The function that we have created simply echos out the current APPLICATION_PATH and APPLICATION_ENV environment variables. This will prove that the function is being executed in the correct application context. This output will appear in the schedular log file.

Because the function is executed in the application context, the $this object will refer to the current application object. Making things like this possible:

$appname = $this->config->app['name'];

3 - Schedule the code for execution

$control->delay(5, $code);

In the above code we send the function to the runDelay() method and tell it to run the function in 5 seconds.

If we wanted to specify the time at which to run the function we could use the schedule() method.

$control->schedule('5pm', $code);

This will schedule the function to execute at 5pm.


To help keep track of jobs we have added a feature called tags. Tags are just string values given to jobs to identify them as unique. If you try and add a job with a tag that already exists, then two things could happen:

  • Adding the job will fail. The error returned will state that the job could not be added because a job with the specified tag already exists.
  • If the $overwrite parameter is set true, then the job will be overwritten with the new function and schedule information.

The benefits of tagging are that you can ensure that a particular function will never attempt to be executed if it already exists.

Running Warlock from the command-line

It's not suggested that a developer ever do this, but during testing it is sometimes handy to have control over when Warlock runs.

To run Warlock from the command line do the following:

  • cd into your Hazaar MVC application path
  • Run the following command:
# sudo -u www-data php vendor/hazaarlabs/hazaar-warlock/src/Server.php

Logging data will then be output to your terminal.

Calling static class methods

A new feature in Warlock 2.2 is the ability to call static class methods instead of having to use a closure. Using a static class method works almost exactly the same as using a closure except that the code can be defined anywhere in your project.

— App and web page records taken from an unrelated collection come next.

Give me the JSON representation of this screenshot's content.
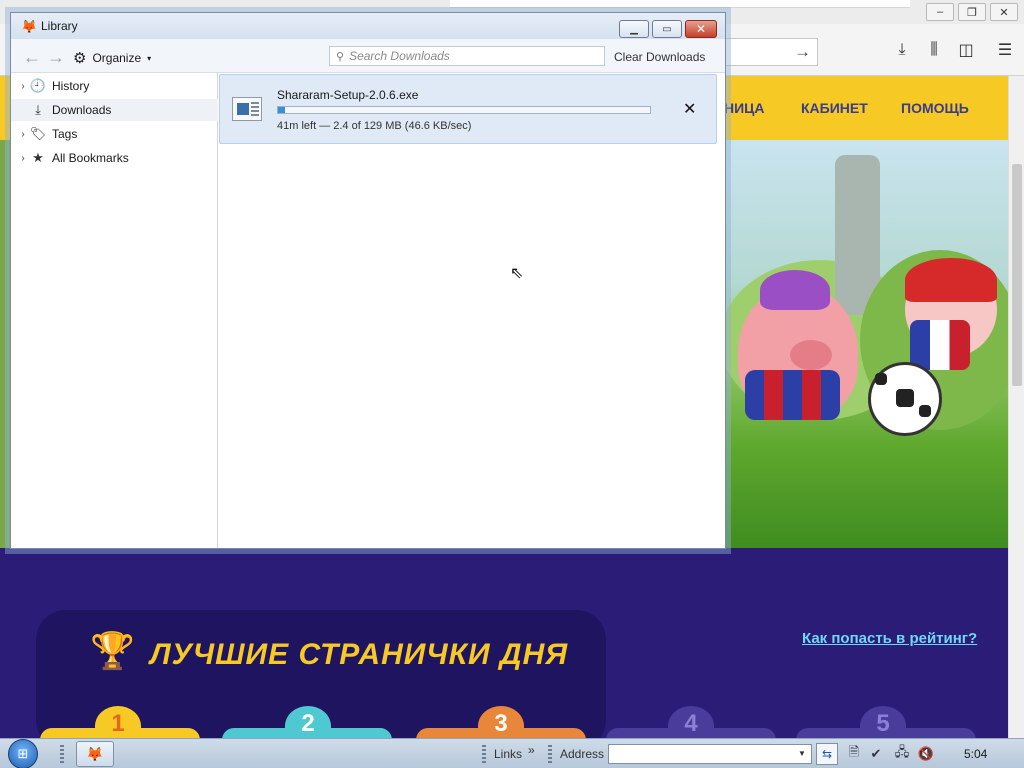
{
  "background_site": {
    "nav": [
      "НИЦА",
      "КАБИНЕТ",
      "ПОМОЩЬ"
    ],
    "rating_title": "ЛУЧШИЕ СТРАНИЧКИ ДНЯ",
    "rating_link": "Как попасть в рейтинг?",
    "places": [
      "1",
      "2",
      "3",
      "4",
      "5"
    ]
  },
  "library": {
    "title": "Library",
    "organize_label": "Organize",
    "search_placeholder": "Search Downloads",
    "clear_label": "Clear Downloads",
    "sidebar": [
      {
        "label": "History",
        "icon": "clock-icon",
        "expandable": true
      },
      {
        "label": "Downloads",
        "icon": "download-icon",
        "expandable": false,
        "selected": true
      },
      {
        "label": "Tags",
        "icon": "tag-icon",
        "expandable": true
      },
      {
        "label": "All Bookmarks",
        "icon": "star-icon",
        "expandable": true
      }
    ],
    "download": {
      "filename": "Shararam-Setup-2.0.6.exe",
      "status": "41m left — 2.4 of 129 MB (46.6 KB/sec)",
      "progress_fraction": 0.019
    }
  },
  "taskbar": {
    "links_label": "Links",
    "links_chevron": "»",
    "address_label": "Address",
    "address_value": "",
    "clock": "5:04"
  },
  "colors": {
    "site_nav_bg": "#f7c924",
    "site_nav_text": "#3a3c8c",
    "rating_bg": "#2b1c78",
    "rating_title": "#f7c924",
    "rating_link": "#6ed8f5",
    "progress_fill": "#3b8fd9",
    "download_item_bg": "#dfeaf6"
  }
}
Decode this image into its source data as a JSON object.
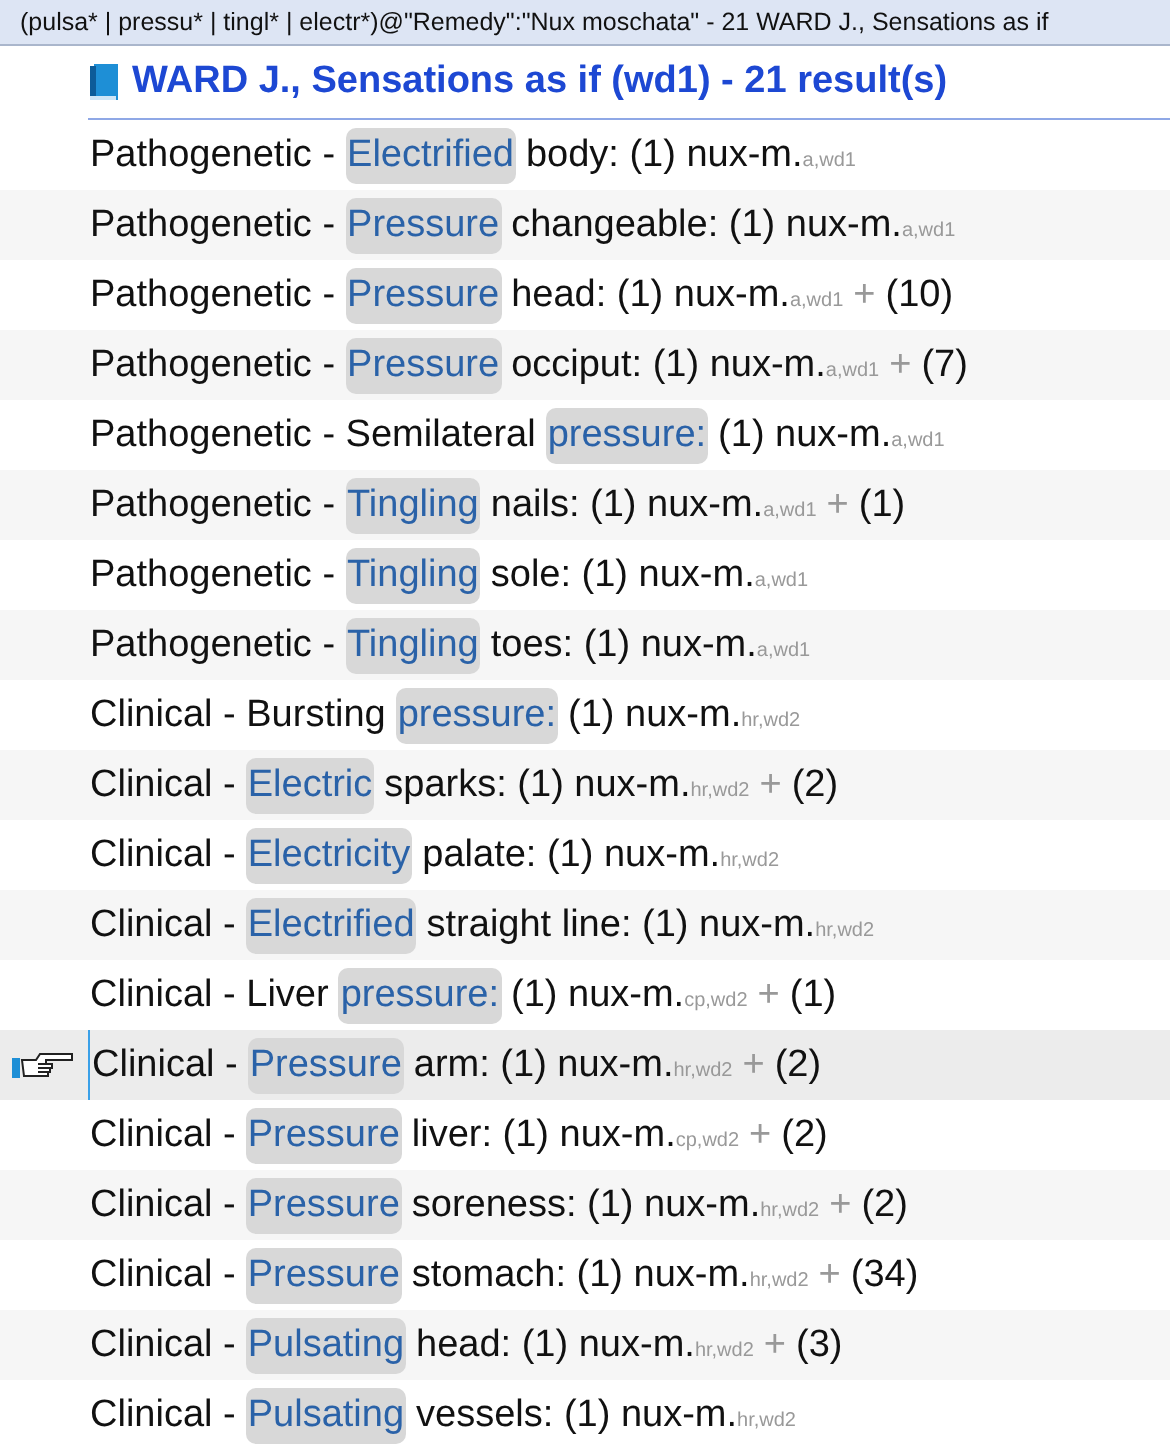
{
  "window": {
    "title": "(pulsa* | pressu* | tingl* | electr*)@\"Remedy\":\"Nux moschata\" - 21 WARD J., Sensations as if"
  },
  "heading": "WARD J., Sensations as if (wd1) - 21 result(s)",
  "rows": [
    {
      "prefix": "Pathogenetic -",
      "highlight": "Electrified",
      "rest": "body: (1) nux-m.",
      "sub": "a,wd1",
      "selected": false
    },
    {
      "prefix": "Pathogenetic -",
      "highlight": "Pressure",
      "rest": "changeable: (1) nux-m.",
      "sub": "a,wd1",
      "selected": false
    },
    {
      "prefix": "Pathogenetic -",
      "highlight": "Pressure",
      "rest": "head: (1) nux-m.",
      "sub": "a,wd1",
      "plus": "+",
      "more": "(10)",
      "selected": false
    },
    {
      "prefix": "Pathogenetic -",
      "highlight": "Pressure",
      "rest": "occiput: (1) nux-m.",
      "sub": "a,wd1",
      "plus": "+",
      "more": "(7)",
      "selected": false
    },
    {
      "prefix": "Pathogenetic - Semilateral",
      "highlight": "pressure:",
      "rest": "(1) nux-m.",
      "sub": "a,wd1",
      "selected": false
    },
    {
      "prefix": "Pathogenetic -",
      "highlight": "Tingling",
      "rest": "nails: (1) nux-m.",
      "sub": "a,wd1",
      "plus": "+",
      "more": "(1)",
      "selected": false
    },
    {
      "prefix": "Pathogenetic -",
      "highlight": "Tingling",
      "rest": "sole: (1) nux-m.",
      "sub": "a,wd1",
      "selected": false
    },
    {
      "prefix": "Pathogenetic -",
      "highlight": "Tingling",
      "rest": "toes: (1) nux-m.",
      "sub": "a,wd1",
      "selected": false
    },
    {
      "prefix": "Clinical - Bursting",
      "highlight": "pressure:",
      "rest": "(1) nux-m.",
      "sub": "hr,wd2",
      "selected": false
    },
    {
      "prefix": "Clinical -",
      "highlight": "Electric",
      "rest": "sparks: (1) nux-m.",
      "sub": "hr,wd2",
      "plus": "+",
      "more": "(2)",
      "selected": false
    },
    {
      "prefix": "Clinical -",
      "highlight": "Electricity",
      "rest": "palate: (1) nux-m.",
      "sub": "hr,wd2",
      "selected": false
    },
    {
      "prefix": "Clinical -",
      "highlight": "Electrified",
      "rest": "straight line: (1) nux-m.",
      "sub": "hr,wd2",
      "selected": false
    },
    {
      "prefix": "Clinical - Liver",
      "highlight": "pressure:",
      "rest": "(1) nux-m.",
      "sub": "cp,wd2",
      "plus": "+",
      "more": "(1)",
      "selected": false
    },
    {
      "prefix": "Clinical -",
      "highlight": "Pressure",
      "rest": "arm: (1) nux-m.",
      "sub": "hr,wd2",
      "plus": "+",
      "more": "(2)",
      "selected": true
    },
    {
      "prefix": "Clinical -",
      "highlight": "Pressure",
      "rest": "liver: (1) nux-m.",
      "sub": "cp,wd2",
      "plus": "+",
      "more": "(2)",
      "selected": false
    },
    {
      "prefix": "Clinical -",
      "highlight": "Pressure",
      "rest": "soreness: (1) nux-m.",
      "sub": "hr,wd2",
      "plus": "+",
      "more": "(2)",
      "selected": false
    },
    {
      "prefix": "Clinical -",
      "highlight": "Pressure",
      "rest": "stomach: (1) nux-m.",
      "sub": "hr,wd2",
      "plus": "+",
      "more": "(34)",
      "selected": false
    },
    {
      "prefix": "Clinical -",
      "highlight": "Pulsating",
      "rest": "head: (1) nux-m.",
      "sub": "hr,wd2",
      "plus": "+",
      "more": "(3)",
      "selected": false
    },
    {
      "prefix": "Clinical -",
      "highlight": "Pulsating",
      "rest": "vessels: (1) nux-m.",
      "sub": "hr,wd2",
      "selected": false
    }
  ]
}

For example:

namespace Application\Model;

class MyTestClass {

    static public function doTheThing(){
        $this->log(W_INFO, 'The thing is done!');



If you use an IDE that attempts to resolve variable references you may get an error/warning about the use of $this in a static method. Rest assured this is normal and the code is actually executed in the context of a Warlock process and $this references that process object. The process object allows the use of trigger, substribe, log and any other methods normally available.

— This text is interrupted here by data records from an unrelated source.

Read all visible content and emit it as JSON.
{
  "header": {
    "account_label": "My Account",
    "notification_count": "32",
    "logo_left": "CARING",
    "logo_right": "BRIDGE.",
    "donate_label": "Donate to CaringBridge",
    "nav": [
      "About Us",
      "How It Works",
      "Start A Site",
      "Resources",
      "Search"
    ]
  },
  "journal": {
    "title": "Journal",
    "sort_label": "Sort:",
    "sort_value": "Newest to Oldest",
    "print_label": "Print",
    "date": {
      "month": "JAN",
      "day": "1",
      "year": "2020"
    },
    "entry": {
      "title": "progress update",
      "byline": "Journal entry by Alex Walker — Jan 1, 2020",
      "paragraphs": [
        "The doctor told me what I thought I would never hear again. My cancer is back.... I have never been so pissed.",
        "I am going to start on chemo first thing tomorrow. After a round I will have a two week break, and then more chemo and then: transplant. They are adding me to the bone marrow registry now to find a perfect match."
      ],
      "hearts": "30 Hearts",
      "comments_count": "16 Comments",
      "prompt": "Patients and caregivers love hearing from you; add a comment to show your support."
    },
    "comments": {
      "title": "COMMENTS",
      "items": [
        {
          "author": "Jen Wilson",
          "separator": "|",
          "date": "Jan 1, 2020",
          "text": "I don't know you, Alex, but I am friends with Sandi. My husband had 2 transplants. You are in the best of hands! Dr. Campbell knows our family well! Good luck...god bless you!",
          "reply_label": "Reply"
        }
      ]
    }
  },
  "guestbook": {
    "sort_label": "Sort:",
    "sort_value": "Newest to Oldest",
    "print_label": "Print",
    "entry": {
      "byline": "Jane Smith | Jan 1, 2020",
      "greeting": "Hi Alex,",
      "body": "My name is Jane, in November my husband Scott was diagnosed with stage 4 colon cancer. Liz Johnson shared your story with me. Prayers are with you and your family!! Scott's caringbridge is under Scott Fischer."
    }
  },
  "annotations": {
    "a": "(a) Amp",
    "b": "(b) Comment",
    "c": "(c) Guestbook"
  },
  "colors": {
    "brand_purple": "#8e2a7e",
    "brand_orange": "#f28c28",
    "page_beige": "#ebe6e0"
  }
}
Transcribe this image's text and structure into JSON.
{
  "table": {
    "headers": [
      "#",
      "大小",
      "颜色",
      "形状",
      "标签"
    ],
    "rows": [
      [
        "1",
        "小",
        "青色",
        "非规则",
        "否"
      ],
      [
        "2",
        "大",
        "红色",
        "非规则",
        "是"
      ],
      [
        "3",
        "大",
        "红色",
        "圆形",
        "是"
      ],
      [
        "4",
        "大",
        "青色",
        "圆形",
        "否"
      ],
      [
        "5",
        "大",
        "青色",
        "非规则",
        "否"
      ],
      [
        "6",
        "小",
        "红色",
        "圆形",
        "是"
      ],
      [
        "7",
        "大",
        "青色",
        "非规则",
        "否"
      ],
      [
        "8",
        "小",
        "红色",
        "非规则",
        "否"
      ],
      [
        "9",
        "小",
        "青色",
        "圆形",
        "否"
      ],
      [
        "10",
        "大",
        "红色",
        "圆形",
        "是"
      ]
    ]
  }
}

To execute this method in the background you can pass the callable in one of the following ways:

$this->runDelay(30, array('Application\\Model\\MyTestClass', 'doTheThing'));
$this->runDelay(30, 'Application\\Model\\MyTestClass::doTheThing');

Globally Scheduled Jobs

With Warlock 2.2 it is now possible to schedule jobs to execute without a service, and without being triggered by application code. This allows you to set up static method and have it executed on a specified schedule.

Using the above example class myTestClass, if we wanted this method to run every hour on business days between 9am and 5pm we can simply add the following to the main Warlock config file warlock.json.

        "schedule": [
                "when": "0 9-17 * * 1-5",
                "exec": "Application\\Model\\myTestClass::handleTestEvent"

When the scheduled time rolls around, a new Runner process will be started up and the Application\\Model\\myTestClass::handleTestEvent method will be executed.

Released under the Apache 2.0 License.